March’s international crime fiction contains almost no fast-paced thrillers—instead, we find literary noir, coolly choreographed action, and slow-burn psychological thrillers. Along with the usual suspects from France, South Korea, and Scandinavia, you’ll find two great Latin American noirs on here, each in conversation with political upheaval in recent history. Some of us are traveling these days, but even if you’re back to jetsetting, you still won’t find anything close to the tours of the underworld that crime fiction can offer. Sit back, put your feet up, and dream of other worlds…
Maria Gainza, Portrait of an Unknown Lady
Translated from the Spanish by Thomas Bunstead
In this lavish tale of art and forgery, set in mid-century Buenos Aires, we follow an enigmatic art authenticator who specializes in copying mid-price works and passing them off as originals, and her bored prodigy, who works to solve the mystery of the authenticator’s life. Interspersed are tidbits about the forgery ring’s greatest muse, an aristocratic portrait painter who is easy to copy yet hard to decipher.
Camilla Sten, The Resting Place
Translated from the Swedish by Alexandra Fleming
Camilla Sten continues to blend Scandinavian noir with the folk horror of Midsommar in her latest, a perfect follow-up after last year’s delightfully creepy The Lost Village. In this tale of buried secrets and desperate measures, a young woman mourning the loss of the grandmother who raised her heads to a remote estate to claim her inheritance. Of course, she finds far more than a few dusty bottles of wine and pieces of antique furniture waiting for her…
Gu Byeong-Mo, The Old Woman With the Knife
Translated from the Korean by Chi-Young Kim
(Hanover Square Press)
A sixty-five-year-old female assassin, need I say more? Byeong-Mo’s novel follows Hornclaw, the aforementioned female assassin who finds herself on the cusp (or rather, the expectation) of retirement. But when an injury leads her to a doctor and his family, her own feelings and emotions come up to the surface, and with them, a new kind of stake. The Old Woman with the Knife, Byeong-Mo’s first novel to be translated into English from Korean, is sardonic and funny, as it probes at the expectations around aging women and their bodies. –Snigdha Koirala, Lit Hub Editorial Fellow
Rodrigo Blanco Calderón, The Night
Translated from the Spanish by Daniel Hahn and Noel Hernández González
(Seven Stories Press)
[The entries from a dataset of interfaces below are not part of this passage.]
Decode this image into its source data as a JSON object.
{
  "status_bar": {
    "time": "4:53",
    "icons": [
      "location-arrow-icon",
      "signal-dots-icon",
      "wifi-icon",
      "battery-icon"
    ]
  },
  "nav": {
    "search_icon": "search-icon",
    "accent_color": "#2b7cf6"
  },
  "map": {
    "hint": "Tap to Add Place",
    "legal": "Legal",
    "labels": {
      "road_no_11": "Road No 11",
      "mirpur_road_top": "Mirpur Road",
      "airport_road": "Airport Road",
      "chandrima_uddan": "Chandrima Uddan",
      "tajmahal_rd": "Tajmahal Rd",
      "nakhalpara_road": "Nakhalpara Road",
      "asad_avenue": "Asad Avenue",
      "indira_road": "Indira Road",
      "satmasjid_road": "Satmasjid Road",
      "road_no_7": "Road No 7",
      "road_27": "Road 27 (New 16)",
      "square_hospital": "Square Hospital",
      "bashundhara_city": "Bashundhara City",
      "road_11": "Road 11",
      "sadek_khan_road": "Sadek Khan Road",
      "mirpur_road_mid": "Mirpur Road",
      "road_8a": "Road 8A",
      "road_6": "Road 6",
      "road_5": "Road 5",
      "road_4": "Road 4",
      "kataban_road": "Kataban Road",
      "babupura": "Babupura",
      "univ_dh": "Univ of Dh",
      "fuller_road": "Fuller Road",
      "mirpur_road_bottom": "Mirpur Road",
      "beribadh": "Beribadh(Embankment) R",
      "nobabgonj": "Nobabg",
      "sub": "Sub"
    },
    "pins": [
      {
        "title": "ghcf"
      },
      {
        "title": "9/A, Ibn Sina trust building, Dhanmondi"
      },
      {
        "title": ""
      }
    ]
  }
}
Rodrigo Blanco Calderón’s The Night is a kaleidoscopic, deeply-felt portrait of a country in crisis. Set in Caracas in the midst of a series of femicides and a deepening energy crisis causing erratic, wide-sweeping blackouts, the story’s perspective shifts between characters wrestling with the intensifying collapse of their country and a deepening sense of existential anxiety. –Dwyer Murphy, CrimeReads Editor-in-Chief
Silje Ulstein, Reptile Memoirs
Translated from the Swedish by Alison McCullough
This one grabs you from the get-go with its serpentine cameos and dissolute Scandinavians. Ulstein’s debut is a smash hit across Europe and well deserves all the comparisons it’s earning to Gillian Flynn’s work. Plus, snakes!!!
Mona Chollet, In Defense of Witches: The Legacy of the Witch Hunts and Why Women Are Still on Trial
Translated from the French by Sophie R. Lewis
(St. Martin’s Press)
This book looks so cool! And it’s not just cause of that perfect use of melodramatic purple on the cover. First of all, let’s just take a moment to celebrate the rarity of a work of nonfiction by a woman getting translated into English, because that doesn’t happen all that often. Plus, it’s about witches. And not only the history of witch burnings and what they meant for the persecution of difficult women, but how those same trends of ostracization and punishment are played out today. Ooh and there’s an intro from Carmen Maria Machado, which really clinches this one as a must-read.